Scan the listing and work out how many lines contain the word "heading". Nothing but the number should be given.

- Material for this task -

-.-.-

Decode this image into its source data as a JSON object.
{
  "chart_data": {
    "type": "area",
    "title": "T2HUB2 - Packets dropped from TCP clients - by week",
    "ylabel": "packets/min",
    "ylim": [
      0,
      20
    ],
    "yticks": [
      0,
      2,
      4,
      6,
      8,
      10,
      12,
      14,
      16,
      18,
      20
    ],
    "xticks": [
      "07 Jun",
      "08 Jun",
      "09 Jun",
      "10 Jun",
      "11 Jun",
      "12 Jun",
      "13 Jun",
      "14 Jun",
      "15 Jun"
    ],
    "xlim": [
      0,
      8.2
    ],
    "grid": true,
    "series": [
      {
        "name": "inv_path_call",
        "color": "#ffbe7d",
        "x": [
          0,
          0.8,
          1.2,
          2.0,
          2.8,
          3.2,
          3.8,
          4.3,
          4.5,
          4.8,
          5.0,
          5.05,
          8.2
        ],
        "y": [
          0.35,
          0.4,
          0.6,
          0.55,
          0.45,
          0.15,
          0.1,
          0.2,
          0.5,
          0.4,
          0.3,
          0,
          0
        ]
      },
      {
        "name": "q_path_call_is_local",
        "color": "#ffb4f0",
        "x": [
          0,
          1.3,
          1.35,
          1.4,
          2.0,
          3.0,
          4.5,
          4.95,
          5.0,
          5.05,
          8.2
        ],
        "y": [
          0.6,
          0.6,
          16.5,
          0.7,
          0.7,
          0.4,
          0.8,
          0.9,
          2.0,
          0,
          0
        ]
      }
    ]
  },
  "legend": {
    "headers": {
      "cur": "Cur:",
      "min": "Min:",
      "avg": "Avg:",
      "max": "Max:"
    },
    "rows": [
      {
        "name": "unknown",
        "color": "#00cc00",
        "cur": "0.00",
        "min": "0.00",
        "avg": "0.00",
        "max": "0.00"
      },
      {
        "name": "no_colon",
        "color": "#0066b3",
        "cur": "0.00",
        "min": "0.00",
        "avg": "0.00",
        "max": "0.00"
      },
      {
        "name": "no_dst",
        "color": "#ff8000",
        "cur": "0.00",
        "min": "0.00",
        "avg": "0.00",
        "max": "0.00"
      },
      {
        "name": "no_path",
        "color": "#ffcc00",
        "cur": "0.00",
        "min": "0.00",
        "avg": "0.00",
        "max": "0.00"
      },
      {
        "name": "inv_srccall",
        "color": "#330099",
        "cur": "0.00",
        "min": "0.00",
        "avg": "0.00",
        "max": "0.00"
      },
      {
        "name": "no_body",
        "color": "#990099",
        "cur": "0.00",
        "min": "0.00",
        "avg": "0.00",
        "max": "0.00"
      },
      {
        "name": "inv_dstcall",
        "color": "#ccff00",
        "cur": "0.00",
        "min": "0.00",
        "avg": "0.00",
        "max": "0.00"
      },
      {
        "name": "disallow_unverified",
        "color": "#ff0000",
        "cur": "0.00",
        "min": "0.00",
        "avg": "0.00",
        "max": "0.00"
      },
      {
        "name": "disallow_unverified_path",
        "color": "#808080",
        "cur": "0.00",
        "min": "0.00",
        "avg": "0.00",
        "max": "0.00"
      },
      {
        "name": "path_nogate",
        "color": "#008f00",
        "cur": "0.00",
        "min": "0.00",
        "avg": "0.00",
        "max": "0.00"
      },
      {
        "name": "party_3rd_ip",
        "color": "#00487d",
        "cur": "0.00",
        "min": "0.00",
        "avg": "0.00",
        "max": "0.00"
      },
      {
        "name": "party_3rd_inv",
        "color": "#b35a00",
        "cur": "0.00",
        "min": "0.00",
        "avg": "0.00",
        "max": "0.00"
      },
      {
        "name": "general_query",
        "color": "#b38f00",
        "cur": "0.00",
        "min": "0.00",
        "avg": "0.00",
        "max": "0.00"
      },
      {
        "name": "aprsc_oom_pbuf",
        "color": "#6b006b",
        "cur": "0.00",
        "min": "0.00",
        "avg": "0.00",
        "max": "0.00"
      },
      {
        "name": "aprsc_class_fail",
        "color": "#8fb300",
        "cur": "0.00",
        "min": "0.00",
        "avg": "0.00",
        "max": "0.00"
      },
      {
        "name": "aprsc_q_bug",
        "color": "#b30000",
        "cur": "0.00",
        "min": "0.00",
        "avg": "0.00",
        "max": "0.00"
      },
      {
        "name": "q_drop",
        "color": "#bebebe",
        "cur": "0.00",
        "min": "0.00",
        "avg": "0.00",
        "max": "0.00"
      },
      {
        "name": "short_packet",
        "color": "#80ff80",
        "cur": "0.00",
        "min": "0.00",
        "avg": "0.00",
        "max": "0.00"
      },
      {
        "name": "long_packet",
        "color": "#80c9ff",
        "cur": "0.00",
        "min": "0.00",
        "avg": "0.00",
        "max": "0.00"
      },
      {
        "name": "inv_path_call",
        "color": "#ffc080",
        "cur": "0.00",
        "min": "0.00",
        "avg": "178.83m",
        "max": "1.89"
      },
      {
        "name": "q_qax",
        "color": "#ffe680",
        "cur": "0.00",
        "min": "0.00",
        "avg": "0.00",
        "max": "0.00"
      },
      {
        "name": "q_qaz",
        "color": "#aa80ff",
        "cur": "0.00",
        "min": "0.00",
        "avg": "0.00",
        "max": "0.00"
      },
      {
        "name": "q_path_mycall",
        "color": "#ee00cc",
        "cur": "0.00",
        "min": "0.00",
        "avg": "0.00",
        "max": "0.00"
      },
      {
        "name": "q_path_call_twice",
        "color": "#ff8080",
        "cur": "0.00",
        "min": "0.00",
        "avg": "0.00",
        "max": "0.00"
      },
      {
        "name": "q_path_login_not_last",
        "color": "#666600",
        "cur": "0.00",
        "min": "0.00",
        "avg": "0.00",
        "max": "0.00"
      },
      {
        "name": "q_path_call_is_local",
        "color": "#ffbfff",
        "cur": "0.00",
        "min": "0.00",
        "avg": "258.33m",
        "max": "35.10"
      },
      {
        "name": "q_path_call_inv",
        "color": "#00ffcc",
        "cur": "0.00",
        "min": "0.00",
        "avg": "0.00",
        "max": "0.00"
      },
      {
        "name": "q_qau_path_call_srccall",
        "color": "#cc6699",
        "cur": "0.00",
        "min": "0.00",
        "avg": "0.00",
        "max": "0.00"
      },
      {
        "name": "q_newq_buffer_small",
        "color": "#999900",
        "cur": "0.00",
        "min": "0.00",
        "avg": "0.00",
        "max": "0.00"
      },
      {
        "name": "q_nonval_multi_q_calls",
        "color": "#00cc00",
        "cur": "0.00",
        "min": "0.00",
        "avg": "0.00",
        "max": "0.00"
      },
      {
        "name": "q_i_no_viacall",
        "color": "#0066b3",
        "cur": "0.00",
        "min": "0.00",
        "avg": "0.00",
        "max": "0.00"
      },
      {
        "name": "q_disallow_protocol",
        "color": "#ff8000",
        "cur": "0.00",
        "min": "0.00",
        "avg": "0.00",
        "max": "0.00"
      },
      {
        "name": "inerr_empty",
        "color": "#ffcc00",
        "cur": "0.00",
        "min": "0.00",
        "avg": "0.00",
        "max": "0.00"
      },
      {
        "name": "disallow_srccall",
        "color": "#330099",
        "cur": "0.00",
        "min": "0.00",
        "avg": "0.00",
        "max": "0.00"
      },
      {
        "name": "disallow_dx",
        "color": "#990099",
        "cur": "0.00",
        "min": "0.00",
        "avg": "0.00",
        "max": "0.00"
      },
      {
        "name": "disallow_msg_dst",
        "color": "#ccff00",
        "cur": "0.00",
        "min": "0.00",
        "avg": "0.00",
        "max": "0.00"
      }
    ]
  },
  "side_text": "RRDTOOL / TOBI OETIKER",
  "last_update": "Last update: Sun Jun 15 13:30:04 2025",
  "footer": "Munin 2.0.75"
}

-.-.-

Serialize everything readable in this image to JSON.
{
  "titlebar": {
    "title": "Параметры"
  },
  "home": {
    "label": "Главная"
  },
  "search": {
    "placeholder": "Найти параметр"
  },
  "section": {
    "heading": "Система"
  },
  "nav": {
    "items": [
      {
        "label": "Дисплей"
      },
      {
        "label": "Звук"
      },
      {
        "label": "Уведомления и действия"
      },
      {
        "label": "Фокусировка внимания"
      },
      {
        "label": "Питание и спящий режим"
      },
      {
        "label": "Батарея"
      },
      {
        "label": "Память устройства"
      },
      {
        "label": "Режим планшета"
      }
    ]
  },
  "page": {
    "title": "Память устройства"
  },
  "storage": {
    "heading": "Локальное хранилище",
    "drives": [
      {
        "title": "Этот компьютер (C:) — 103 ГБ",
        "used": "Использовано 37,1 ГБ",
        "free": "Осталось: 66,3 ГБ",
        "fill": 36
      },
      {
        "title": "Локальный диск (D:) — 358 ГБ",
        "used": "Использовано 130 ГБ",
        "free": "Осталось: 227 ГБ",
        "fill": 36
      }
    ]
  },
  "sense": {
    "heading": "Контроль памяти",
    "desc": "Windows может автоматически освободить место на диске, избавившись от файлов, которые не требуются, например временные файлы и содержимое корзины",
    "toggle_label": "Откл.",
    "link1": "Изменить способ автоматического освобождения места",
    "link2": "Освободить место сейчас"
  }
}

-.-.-

- Solution to this exercise -
3